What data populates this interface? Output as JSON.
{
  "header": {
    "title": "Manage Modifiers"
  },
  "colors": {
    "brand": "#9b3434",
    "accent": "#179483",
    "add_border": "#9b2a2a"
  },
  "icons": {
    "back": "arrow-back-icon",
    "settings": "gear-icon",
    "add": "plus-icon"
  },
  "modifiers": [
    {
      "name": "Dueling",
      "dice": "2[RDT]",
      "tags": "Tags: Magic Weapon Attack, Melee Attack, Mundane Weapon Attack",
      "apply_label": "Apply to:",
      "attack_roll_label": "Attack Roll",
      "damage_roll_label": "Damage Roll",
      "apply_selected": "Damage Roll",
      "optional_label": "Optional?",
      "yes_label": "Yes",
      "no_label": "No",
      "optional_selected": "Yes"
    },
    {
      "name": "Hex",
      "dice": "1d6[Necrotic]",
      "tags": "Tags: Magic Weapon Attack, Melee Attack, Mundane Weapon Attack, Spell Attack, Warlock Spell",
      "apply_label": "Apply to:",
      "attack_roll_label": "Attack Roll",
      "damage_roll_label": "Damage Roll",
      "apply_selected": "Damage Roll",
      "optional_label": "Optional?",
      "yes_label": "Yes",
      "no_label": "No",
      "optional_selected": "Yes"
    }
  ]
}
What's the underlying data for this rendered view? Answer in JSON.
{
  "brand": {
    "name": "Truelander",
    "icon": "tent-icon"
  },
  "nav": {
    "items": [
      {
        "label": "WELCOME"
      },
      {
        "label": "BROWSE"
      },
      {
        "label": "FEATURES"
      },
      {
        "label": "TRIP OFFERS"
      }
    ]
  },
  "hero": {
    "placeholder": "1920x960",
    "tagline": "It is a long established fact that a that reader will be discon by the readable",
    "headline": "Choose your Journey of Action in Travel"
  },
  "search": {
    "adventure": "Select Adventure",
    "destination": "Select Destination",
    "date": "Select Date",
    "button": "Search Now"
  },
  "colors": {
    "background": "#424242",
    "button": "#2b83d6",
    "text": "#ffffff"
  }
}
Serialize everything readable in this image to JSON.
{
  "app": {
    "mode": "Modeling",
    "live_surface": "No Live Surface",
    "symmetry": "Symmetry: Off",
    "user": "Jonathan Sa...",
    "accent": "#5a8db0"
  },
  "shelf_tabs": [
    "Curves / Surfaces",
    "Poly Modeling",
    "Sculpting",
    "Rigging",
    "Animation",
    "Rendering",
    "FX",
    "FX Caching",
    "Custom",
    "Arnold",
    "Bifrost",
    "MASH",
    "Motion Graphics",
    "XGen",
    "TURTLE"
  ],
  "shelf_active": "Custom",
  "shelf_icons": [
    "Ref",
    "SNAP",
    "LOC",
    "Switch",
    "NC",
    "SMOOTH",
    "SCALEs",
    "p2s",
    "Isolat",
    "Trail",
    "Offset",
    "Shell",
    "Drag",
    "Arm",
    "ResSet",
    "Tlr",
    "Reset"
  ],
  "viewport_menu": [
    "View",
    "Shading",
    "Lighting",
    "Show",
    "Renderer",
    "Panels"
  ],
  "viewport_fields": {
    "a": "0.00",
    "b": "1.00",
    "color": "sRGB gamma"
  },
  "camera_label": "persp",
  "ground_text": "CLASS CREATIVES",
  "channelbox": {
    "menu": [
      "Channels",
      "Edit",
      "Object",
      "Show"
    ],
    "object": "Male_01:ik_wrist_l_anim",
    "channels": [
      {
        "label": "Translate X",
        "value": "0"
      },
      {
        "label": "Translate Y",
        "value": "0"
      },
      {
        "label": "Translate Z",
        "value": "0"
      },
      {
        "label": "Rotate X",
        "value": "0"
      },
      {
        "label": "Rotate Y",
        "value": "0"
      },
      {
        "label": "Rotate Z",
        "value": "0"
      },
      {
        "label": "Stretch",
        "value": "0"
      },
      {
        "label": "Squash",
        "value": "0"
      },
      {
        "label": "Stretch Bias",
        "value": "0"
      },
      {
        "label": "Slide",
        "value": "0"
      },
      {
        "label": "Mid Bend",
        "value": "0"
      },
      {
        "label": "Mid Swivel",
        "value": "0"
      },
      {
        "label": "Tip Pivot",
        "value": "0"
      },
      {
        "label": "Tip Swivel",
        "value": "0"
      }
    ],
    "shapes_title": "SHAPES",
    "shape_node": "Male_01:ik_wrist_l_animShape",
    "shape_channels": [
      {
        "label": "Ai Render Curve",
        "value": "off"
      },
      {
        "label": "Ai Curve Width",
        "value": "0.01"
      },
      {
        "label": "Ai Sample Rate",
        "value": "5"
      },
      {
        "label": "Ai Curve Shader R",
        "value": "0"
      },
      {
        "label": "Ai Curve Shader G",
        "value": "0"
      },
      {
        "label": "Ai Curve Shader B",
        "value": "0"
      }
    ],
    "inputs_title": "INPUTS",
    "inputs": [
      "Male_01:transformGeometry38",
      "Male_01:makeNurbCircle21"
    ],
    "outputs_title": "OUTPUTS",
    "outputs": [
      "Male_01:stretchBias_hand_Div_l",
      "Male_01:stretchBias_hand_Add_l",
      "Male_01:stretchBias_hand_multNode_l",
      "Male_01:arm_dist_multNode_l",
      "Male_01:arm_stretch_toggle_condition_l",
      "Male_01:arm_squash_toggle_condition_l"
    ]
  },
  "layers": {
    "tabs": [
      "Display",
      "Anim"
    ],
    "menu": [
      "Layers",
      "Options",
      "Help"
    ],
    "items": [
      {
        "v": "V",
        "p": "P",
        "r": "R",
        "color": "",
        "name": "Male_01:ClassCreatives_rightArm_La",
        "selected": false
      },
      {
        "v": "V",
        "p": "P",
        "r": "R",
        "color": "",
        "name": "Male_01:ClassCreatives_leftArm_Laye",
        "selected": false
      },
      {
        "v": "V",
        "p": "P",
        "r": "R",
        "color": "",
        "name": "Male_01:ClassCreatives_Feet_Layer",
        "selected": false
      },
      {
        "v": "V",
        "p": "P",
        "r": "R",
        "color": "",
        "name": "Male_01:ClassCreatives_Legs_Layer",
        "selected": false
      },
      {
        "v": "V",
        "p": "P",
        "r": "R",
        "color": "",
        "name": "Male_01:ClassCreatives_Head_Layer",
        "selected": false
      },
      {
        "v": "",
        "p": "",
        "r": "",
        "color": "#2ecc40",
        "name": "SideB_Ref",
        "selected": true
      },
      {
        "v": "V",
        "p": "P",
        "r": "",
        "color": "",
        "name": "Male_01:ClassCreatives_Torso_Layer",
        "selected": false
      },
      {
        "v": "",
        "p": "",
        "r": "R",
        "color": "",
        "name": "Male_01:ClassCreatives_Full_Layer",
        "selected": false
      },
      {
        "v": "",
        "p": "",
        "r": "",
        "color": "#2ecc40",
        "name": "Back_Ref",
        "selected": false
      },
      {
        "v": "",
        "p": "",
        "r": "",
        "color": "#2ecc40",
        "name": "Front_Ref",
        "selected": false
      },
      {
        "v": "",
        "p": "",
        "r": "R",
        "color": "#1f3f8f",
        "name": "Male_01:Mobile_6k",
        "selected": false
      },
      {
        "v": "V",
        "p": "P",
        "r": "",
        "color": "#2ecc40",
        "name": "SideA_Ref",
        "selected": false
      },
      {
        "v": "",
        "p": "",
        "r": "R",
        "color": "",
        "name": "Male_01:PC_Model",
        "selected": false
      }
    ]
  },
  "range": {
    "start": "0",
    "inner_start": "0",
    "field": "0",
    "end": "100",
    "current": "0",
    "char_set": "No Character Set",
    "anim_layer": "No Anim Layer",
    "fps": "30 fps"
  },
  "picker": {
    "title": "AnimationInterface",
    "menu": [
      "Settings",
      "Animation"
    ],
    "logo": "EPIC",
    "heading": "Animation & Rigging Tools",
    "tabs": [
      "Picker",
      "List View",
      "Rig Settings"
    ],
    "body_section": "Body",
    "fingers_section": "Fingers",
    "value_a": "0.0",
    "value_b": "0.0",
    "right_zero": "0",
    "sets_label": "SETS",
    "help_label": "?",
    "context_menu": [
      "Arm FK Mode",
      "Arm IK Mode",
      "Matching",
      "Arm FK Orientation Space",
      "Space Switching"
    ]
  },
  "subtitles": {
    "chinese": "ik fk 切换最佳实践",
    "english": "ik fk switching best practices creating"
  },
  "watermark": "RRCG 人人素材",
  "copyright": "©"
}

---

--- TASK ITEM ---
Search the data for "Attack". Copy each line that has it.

--- WRITTEN RESPONSE ---
      "tags": "Tags: Magic Weapon Attack, Melee Attack, Mundane Weapon Attack",
      "attack_roll_label": "Attack Roll",
      "tags": "Tags: Magic Weapon Attack, Melee Attack, Mundane Weapon Attack, Spell Attack, Warlock Spell",
      "attack_roll_label": "Attack Roll",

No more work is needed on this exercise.